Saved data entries
· · ·
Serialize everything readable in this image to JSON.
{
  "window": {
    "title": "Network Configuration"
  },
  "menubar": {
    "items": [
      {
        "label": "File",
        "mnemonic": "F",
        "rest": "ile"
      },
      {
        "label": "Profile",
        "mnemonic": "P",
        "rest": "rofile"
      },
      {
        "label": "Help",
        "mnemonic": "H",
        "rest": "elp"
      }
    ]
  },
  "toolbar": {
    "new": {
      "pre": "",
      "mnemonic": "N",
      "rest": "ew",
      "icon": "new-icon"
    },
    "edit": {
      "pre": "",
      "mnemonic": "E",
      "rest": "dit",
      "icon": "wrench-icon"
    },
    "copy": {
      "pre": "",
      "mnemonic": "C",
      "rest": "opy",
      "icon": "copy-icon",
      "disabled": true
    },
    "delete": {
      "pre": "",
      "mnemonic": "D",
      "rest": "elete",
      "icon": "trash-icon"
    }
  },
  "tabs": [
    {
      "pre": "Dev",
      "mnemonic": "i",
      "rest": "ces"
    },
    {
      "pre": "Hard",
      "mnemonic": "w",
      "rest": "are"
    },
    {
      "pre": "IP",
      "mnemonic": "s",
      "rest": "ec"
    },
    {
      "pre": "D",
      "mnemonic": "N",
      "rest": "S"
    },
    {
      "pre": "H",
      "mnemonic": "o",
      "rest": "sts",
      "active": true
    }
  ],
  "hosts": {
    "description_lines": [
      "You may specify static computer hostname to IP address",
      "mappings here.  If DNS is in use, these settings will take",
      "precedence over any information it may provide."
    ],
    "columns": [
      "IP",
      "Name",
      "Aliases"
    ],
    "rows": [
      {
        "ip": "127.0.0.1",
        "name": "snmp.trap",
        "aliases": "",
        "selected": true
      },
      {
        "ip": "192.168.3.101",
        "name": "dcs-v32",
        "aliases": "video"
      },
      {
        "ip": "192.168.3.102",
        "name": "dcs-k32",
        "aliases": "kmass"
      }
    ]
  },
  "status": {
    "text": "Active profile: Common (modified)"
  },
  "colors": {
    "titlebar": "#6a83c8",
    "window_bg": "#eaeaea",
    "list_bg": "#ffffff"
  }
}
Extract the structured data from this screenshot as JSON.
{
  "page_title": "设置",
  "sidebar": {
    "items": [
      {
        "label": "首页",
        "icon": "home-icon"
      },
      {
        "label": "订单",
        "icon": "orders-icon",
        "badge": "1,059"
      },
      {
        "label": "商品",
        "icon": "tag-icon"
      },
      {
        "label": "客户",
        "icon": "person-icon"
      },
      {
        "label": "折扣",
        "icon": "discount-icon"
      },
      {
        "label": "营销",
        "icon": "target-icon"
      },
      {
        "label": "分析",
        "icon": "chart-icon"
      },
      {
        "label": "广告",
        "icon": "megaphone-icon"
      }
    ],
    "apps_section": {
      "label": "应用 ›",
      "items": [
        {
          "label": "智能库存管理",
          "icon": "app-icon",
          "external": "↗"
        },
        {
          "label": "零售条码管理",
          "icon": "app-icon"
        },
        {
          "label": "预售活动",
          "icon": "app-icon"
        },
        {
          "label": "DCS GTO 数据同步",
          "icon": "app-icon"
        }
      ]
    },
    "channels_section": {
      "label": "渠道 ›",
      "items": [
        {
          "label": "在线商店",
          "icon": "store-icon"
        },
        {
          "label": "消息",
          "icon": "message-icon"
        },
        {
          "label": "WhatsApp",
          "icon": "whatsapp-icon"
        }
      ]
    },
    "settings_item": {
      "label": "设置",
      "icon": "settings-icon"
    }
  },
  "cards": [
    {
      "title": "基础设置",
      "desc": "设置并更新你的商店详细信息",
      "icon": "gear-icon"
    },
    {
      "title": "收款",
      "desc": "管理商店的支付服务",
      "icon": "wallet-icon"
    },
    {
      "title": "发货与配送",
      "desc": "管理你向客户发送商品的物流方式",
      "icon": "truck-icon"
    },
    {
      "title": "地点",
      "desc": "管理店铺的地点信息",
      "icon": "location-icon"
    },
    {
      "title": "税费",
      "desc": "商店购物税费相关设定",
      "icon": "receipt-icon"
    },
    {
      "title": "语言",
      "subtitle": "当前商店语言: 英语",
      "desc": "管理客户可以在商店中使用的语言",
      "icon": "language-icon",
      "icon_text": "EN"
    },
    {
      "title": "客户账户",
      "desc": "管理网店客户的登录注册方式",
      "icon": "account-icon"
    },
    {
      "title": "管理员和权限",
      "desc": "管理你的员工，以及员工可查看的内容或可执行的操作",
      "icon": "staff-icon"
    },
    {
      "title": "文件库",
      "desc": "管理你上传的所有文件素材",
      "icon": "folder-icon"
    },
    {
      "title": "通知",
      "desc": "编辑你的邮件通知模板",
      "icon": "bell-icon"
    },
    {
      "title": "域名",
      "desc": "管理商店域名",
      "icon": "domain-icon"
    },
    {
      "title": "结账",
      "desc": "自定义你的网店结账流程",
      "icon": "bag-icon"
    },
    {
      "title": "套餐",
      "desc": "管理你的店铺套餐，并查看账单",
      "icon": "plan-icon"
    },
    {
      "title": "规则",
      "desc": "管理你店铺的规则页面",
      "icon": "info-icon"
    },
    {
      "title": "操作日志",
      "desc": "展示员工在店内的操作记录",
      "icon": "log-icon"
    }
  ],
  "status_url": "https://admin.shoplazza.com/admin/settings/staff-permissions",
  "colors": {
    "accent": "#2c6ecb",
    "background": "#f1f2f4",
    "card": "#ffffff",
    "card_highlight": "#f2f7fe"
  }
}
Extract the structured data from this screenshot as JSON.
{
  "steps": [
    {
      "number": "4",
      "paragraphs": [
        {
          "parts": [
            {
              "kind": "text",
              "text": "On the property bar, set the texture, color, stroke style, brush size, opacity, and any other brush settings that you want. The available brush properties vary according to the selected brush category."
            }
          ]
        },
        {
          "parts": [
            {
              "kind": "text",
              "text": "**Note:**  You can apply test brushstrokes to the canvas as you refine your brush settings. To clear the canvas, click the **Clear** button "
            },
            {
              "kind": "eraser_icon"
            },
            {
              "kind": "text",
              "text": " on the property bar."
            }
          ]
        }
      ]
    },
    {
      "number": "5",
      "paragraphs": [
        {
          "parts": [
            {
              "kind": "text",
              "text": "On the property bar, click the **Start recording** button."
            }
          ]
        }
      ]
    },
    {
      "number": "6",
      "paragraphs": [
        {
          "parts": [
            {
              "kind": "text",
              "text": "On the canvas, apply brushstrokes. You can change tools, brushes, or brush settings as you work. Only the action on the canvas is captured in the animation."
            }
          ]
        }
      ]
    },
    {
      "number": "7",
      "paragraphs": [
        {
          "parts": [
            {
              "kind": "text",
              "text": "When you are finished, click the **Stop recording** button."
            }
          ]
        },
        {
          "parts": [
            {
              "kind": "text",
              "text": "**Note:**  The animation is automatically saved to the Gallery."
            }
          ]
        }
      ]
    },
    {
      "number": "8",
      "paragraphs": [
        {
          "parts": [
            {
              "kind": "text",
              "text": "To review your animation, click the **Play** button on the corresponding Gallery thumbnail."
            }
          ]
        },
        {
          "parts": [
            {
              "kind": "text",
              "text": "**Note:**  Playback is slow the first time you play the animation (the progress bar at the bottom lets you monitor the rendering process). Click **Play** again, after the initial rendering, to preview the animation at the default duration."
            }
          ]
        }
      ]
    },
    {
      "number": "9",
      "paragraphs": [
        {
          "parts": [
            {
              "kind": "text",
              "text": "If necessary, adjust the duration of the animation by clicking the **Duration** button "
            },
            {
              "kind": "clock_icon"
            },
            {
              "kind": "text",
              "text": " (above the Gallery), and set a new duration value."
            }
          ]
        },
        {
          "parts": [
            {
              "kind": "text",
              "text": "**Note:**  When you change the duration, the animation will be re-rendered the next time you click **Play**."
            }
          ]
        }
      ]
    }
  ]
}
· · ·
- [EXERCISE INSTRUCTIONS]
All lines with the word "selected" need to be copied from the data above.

- [ANSWER FOR THE TASK]
        "selected": true
              "text": "On the property bar, set the texture, color, stroke style, brush size, opacity, and any other brush settings that you want. The available brush properties vary according to the selected brush category."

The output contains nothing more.